▶ **The problem**: Reproduce the following entries exactly, leaving nothing out.

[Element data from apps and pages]
::::::::
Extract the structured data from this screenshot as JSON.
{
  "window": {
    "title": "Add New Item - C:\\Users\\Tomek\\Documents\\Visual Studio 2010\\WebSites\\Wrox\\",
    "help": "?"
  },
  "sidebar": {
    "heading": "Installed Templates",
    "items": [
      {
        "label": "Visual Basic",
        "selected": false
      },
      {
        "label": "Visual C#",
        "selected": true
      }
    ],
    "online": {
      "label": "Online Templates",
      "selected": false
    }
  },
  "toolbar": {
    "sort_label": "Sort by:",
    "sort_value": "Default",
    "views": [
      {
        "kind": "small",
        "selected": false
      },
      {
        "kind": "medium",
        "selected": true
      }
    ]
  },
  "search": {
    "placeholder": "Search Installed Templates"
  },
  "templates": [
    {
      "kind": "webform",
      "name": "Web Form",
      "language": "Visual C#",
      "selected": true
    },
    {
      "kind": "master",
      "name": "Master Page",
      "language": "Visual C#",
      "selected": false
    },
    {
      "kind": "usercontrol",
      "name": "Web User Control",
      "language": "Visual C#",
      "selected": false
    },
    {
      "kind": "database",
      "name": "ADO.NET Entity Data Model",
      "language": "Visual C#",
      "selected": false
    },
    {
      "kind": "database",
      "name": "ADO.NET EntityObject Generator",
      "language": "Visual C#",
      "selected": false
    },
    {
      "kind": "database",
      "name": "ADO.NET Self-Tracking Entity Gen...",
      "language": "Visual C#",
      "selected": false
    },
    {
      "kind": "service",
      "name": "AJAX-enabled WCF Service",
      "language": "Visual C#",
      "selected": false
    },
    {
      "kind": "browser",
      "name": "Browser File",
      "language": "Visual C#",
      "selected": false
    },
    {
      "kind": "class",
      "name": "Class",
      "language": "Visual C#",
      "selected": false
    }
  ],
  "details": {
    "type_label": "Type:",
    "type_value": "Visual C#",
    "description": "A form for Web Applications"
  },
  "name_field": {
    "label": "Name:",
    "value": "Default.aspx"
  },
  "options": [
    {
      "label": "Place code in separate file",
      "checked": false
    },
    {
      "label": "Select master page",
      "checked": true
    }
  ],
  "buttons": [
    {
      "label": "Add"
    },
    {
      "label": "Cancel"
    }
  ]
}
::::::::
▶ **Response box**:
Extract the structured data from this screenshot as JSON.
{
  "window": {
    "title": "Add New Item - C:\\Users\\Tomek\\Documents\\Visual Studio 2010\\WebSites\\Wrox\\",
    "help": "?"
  },
  "sidebar": {
    "heading": "Installed Templates",
    "items": [
      {
        "label": "Visual Basic",
        "selected": false
      },
      {
        "label": "Visual C#",
        "selected": true
      }
    ],
    "online": {
      "label": "Online Templates",
      "selected": false
    }
  },
  "toolbar": {
    "sort_label": "Sort by:",
    "sort_value": "Default",
    "views": [
      {
        "kind": "small",
        "selected": false
      },
      {
        "kind": "medium",
        "selected": true
      }
    ]
  },
  "search": {
    "placeholder": "Search Installed Templates"
  },
  "templates": [
    {
      "kind": "webform",
      "name": "Web Form",
      "language": "Visual C#",
      "selected": true
    },
    {
      "kind": "master",
      "name": "Master Page",
      "language": "Visual C#",
      "selected": false
    },
    {
      "kind": "usercontrol",
      "name": "Web User Control",
      "language": "Visual C#",
      "selected": false
    },
    {
      "kind": "database",
      "name": "ADO.NET Entity Data Model",
      "language": "Visual C#",
      "selected": false
    },
    {
      "kind": "database",
      "name": "ADO.NET EntityObject Generator",
      "language": "Visual C#",
      "selected": false
    },
    {
      "kind": "database",
      "name": "ADO.NET Self-Tracking Entity Gen...",
      "language": "Visual C#",
      "selected": false
    },
    {
      "kind": "service",
      "name": "AJAX-enabled WCF Service",
      "language": "Visual C#",
      "selected": false
    },
    {
      "kind": "browser",
      "name": "Browser File",
      "language": "Visual C#",
      "selected": false
    },
    {
      "kind": "class",
      "name": "Class",
      "language": "Visual C#",
      "selected": false
    }
  ],
  "details": {
    "type_label": "Type:",
    "type_value": "Visual C#",
    "description": "A form for Web Applications"
  },
  "name_field": {
    "label": "Name:",
    "value": "Default.aspx"
  },
  "options": [
    {
      "label": "Place code in separate file",
      "checked": false
    },
    {
      "label": "Select master page",
      "checked": true
    }
  ],
  "buttons": [
    {
      "label": "Add"
    },
    {
      "label": "Cancel"
    }
  ]
}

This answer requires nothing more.